## [What the task requires]
Every line below containing the word "name" should be found and copied.

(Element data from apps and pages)
- Opening Delimiter -
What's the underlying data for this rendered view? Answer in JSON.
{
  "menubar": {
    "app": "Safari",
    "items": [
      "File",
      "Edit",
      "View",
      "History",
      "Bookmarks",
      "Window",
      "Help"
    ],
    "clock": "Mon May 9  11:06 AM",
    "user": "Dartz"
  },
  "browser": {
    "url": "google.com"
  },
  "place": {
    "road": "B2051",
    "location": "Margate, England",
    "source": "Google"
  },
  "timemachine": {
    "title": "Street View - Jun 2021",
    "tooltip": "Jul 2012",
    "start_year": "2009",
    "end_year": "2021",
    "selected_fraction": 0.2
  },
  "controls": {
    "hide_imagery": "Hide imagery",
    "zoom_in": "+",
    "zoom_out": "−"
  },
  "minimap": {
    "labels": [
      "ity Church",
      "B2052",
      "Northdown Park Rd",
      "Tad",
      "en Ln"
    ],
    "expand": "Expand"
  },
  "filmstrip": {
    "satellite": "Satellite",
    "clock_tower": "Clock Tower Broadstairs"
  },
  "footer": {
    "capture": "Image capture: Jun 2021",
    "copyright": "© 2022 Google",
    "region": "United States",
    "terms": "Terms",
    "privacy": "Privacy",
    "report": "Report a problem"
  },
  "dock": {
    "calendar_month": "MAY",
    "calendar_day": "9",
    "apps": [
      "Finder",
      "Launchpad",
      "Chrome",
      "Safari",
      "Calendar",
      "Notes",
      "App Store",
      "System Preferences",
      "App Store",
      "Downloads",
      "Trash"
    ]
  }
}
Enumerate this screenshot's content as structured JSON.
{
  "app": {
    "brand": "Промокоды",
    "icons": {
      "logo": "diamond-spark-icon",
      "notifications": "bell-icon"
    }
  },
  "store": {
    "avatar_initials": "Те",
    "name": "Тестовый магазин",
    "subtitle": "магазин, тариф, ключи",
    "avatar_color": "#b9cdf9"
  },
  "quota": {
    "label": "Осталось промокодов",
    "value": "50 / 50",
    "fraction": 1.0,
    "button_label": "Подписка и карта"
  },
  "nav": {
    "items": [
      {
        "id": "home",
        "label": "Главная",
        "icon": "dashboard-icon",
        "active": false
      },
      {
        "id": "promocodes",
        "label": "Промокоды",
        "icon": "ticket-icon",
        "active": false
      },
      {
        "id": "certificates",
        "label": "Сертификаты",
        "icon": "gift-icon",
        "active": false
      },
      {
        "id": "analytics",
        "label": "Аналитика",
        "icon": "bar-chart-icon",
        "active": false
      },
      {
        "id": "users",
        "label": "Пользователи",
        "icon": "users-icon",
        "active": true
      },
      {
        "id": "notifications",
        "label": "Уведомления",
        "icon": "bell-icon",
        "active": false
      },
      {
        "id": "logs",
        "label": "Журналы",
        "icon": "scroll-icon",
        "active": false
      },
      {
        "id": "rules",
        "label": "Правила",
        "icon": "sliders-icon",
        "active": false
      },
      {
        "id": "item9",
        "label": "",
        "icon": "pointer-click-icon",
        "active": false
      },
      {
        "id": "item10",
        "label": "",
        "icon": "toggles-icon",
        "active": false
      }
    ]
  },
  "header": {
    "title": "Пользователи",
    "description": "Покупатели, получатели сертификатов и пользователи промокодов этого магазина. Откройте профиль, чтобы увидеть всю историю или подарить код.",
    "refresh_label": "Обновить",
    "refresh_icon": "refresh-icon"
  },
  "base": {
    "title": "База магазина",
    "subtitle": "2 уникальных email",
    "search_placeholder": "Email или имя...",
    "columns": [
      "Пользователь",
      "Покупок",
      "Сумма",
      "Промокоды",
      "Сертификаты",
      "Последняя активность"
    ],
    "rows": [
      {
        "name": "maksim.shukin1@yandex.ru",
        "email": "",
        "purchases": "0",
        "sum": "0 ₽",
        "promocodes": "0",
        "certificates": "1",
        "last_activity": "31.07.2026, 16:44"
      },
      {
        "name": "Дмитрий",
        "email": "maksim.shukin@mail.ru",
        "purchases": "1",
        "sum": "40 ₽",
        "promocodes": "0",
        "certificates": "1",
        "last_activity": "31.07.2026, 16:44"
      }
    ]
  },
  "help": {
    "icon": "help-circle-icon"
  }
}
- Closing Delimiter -
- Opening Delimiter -
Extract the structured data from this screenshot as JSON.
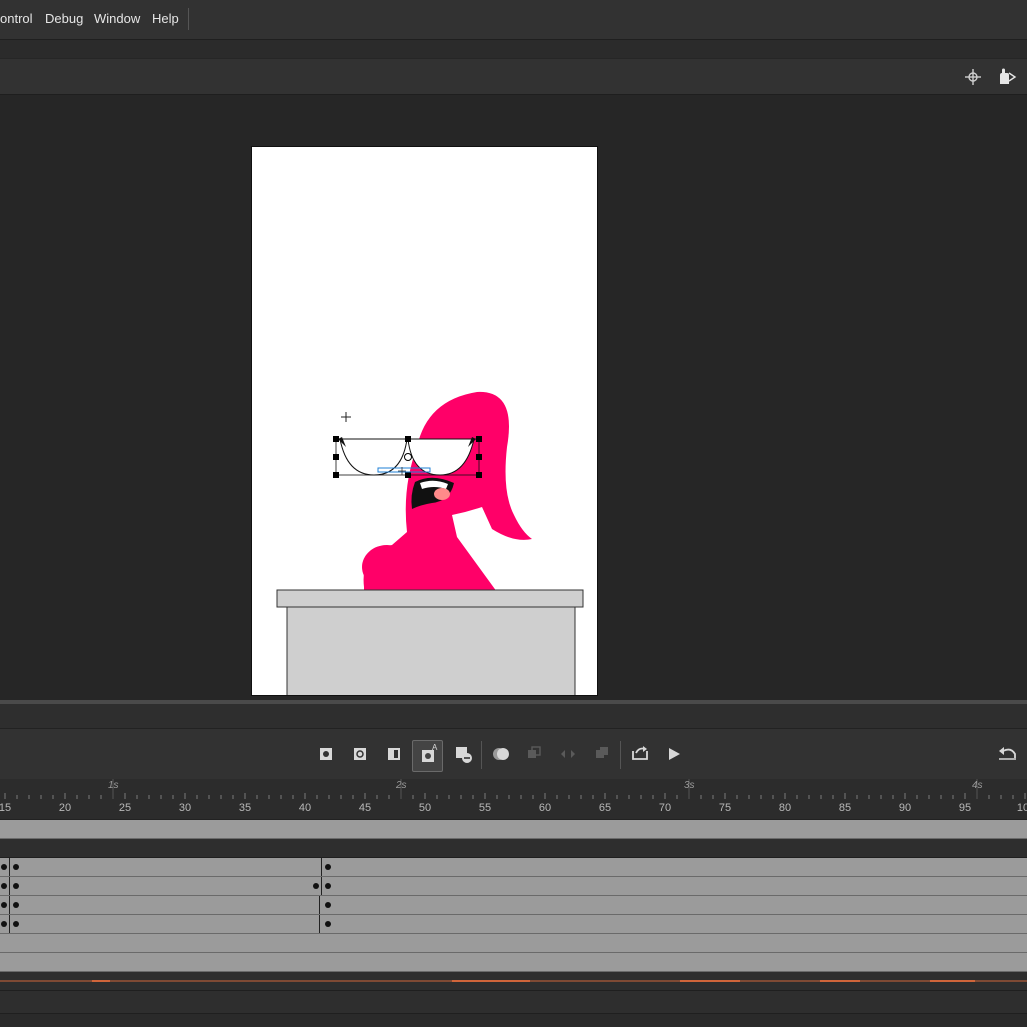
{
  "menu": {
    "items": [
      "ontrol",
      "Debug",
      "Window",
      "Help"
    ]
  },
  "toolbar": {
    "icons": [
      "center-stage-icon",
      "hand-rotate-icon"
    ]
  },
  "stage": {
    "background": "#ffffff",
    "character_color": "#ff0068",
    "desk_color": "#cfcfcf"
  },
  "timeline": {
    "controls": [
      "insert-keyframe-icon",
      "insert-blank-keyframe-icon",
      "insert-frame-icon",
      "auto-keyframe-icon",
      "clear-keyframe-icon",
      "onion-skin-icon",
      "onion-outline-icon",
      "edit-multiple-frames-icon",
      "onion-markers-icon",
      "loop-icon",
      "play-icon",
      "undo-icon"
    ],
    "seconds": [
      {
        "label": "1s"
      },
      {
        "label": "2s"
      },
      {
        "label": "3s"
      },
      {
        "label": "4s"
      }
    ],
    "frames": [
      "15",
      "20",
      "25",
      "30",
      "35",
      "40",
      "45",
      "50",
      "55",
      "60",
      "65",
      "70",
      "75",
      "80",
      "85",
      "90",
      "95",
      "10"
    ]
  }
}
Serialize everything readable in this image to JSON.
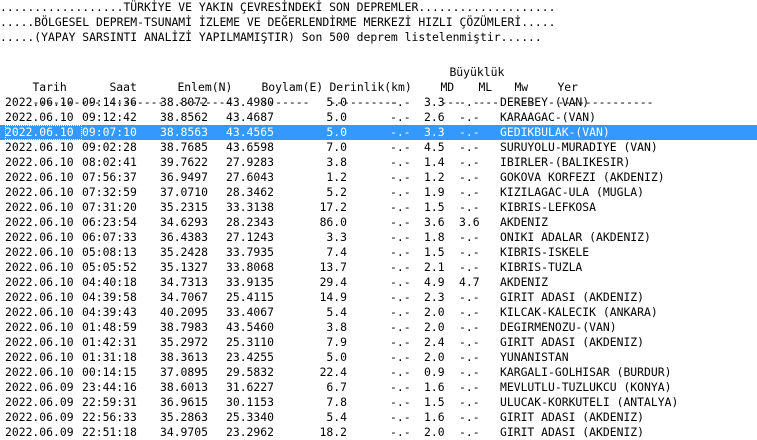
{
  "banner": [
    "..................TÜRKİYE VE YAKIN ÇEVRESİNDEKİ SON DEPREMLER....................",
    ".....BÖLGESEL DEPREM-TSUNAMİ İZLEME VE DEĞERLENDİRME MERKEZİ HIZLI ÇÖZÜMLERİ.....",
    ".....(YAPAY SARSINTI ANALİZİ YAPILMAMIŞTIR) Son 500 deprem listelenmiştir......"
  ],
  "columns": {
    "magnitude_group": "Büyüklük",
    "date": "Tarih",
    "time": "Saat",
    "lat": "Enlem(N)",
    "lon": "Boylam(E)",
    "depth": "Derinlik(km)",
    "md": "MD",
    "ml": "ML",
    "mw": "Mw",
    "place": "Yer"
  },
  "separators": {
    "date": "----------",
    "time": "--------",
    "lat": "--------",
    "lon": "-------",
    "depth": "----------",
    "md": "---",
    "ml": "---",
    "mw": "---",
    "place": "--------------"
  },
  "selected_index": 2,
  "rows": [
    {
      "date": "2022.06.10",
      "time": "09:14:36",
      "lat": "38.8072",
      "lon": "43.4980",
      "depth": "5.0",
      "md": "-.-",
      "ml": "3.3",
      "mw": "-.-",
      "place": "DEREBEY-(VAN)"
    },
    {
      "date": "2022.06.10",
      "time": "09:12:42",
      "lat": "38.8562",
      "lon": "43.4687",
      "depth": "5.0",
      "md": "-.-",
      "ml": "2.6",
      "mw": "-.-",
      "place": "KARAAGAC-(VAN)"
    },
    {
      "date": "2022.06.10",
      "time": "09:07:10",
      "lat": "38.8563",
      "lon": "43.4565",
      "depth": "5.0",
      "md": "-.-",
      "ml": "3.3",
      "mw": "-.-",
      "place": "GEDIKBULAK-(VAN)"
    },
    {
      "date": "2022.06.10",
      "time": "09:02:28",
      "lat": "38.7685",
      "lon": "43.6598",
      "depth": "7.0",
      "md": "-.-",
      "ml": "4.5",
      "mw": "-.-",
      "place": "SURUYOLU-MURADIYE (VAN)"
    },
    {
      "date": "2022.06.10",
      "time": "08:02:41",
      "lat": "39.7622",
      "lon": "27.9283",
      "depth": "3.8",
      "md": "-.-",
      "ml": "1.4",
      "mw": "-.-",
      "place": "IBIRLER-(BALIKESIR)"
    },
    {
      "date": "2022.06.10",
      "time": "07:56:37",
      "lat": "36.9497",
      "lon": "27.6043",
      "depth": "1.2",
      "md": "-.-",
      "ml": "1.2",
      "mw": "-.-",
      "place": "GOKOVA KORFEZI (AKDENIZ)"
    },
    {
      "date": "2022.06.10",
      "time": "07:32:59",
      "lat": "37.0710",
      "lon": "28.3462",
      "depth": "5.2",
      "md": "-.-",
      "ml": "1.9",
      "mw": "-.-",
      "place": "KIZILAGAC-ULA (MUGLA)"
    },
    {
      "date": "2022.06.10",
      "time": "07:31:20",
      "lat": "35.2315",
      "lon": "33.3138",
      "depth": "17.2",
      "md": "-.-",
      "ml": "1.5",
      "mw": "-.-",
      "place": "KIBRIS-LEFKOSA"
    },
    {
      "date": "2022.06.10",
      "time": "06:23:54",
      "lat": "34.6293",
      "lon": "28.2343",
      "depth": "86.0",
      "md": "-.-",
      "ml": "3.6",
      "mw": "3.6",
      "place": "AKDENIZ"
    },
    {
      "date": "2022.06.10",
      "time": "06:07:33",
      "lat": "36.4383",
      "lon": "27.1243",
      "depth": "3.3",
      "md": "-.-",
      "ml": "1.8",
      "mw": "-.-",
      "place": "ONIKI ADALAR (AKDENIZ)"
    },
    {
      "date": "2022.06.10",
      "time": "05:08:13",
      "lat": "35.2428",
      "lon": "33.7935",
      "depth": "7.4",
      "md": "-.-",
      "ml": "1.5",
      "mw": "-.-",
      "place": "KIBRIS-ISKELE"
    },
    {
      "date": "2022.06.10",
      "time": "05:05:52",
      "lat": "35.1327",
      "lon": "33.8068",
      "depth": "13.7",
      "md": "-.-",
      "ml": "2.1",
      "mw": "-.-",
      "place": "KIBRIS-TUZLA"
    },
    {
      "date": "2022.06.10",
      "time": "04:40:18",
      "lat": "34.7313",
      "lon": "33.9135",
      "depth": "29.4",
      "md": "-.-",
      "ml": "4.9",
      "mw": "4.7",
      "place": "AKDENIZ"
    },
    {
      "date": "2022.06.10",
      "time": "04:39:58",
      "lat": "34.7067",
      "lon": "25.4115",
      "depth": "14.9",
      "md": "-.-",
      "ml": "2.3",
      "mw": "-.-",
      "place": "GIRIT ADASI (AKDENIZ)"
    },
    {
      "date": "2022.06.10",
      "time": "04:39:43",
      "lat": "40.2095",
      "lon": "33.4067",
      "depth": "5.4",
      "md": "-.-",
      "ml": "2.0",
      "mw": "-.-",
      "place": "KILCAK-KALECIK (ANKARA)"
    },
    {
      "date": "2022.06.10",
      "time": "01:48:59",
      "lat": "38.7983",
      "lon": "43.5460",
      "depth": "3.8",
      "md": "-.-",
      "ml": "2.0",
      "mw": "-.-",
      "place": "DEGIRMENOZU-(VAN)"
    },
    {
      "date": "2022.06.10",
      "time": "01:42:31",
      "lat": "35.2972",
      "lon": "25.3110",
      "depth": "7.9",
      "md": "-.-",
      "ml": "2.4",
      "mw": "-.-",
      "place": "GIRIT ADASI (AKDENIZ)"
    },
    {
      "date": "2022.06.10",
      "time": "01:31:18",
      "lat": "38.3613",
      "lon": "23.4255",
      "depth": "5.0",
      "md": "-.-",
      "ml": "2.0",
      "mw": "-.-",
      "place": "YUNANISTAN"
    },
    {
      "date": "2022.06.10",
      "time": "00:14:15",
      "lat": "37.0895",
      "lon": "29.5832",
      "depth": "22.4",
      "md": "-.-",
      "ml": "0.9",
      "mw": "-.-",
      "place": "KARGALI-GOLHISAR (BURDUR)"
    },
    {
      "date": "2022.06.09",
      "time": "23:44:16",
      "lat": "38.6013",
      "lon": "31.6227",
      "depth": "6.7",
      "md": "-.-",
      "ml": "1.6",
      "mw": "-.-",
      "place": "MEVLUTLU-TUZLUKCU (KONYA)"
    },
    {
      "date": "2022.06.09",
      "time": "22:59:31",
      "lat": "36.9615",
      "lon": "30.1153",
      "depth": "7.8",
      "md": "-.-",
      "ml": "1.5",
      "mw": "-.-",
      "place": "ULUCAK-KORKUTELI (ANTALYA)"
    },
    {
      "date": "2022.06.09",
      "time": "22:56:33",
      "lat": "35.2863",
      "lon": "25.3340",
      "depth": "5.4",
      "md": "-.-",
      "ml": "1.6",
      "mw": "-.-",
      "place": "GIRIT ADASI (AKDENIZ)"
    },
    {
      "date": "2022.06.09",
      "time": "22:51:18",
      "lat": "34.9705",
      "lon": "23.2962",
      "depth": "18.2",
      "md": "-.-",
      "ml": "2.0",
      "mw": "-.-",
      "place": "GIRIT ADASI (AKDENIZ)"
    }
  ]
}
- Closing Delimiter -
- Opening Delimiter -
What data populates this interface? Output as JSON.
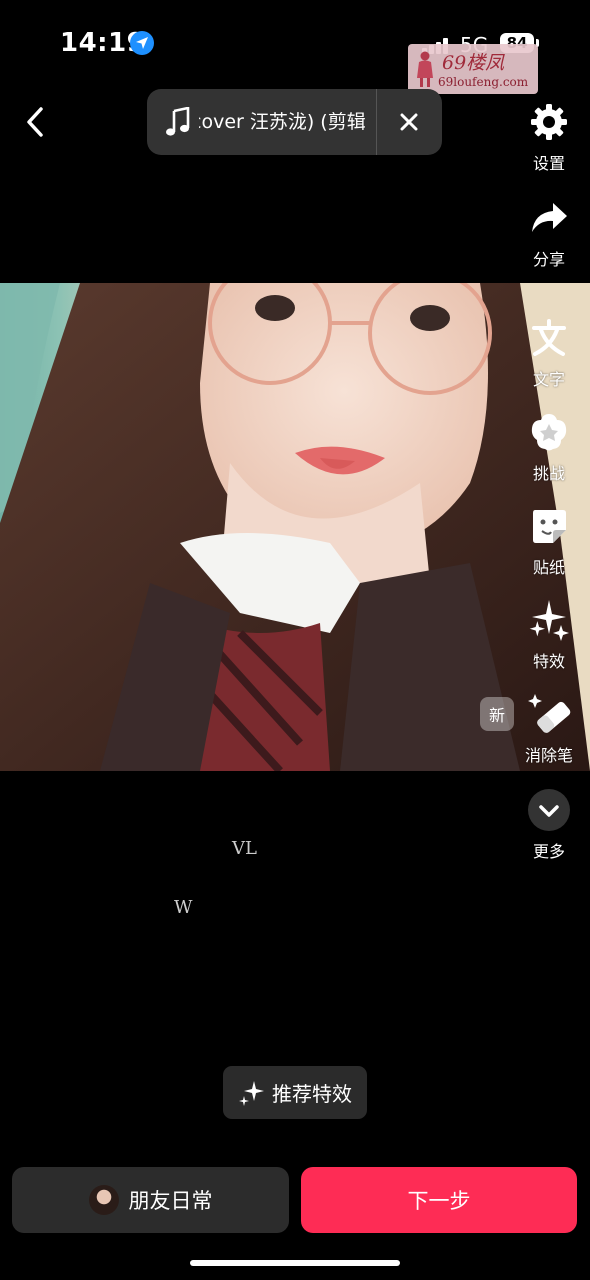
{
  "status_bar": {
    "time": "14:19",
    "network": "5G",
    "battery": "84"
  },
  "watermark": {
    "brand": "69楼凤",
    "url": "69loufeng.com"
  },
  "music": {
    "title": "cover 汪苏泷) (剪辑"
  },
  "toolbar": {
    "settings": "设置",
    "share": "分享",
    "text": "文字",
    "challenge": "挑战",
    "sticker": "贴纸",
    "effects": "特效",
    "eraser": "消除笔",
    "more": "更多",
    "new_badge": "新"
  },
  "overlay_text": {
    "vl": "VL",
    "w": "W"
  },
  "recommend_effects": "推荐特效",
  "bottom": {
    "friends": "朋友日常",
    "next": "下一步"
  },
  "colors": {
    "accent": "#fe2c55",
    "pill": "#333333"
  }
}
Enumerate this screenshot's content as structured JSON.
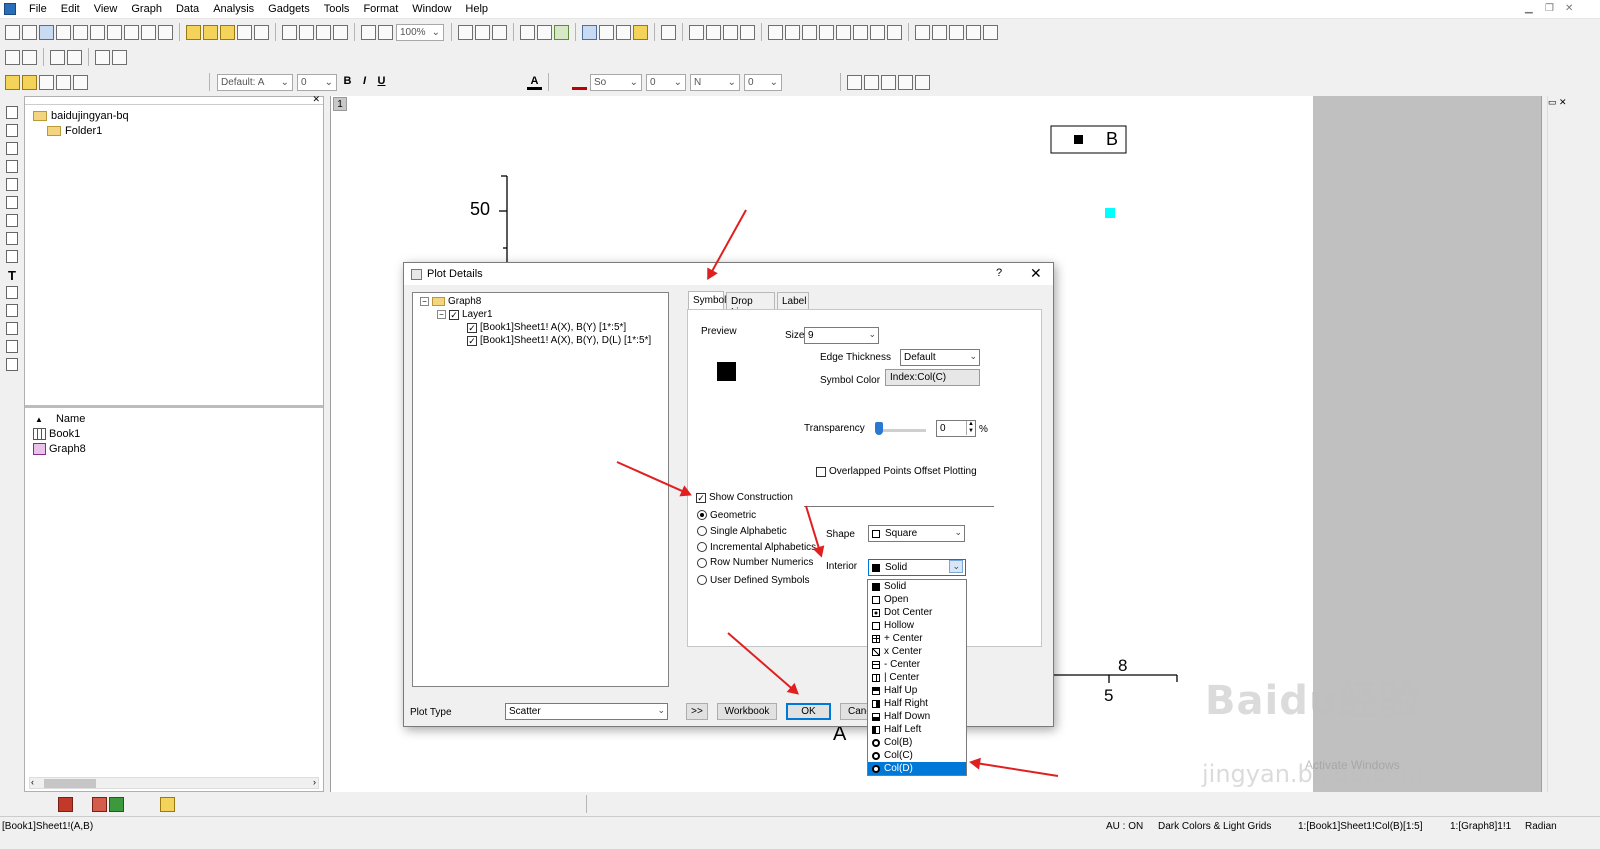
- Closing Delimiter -
## [Solution for this exercise]
    "name": "Тестовый магазин",
        "name": "maksim.shukin1@yandex.ru",
        "name": "Дмитрий",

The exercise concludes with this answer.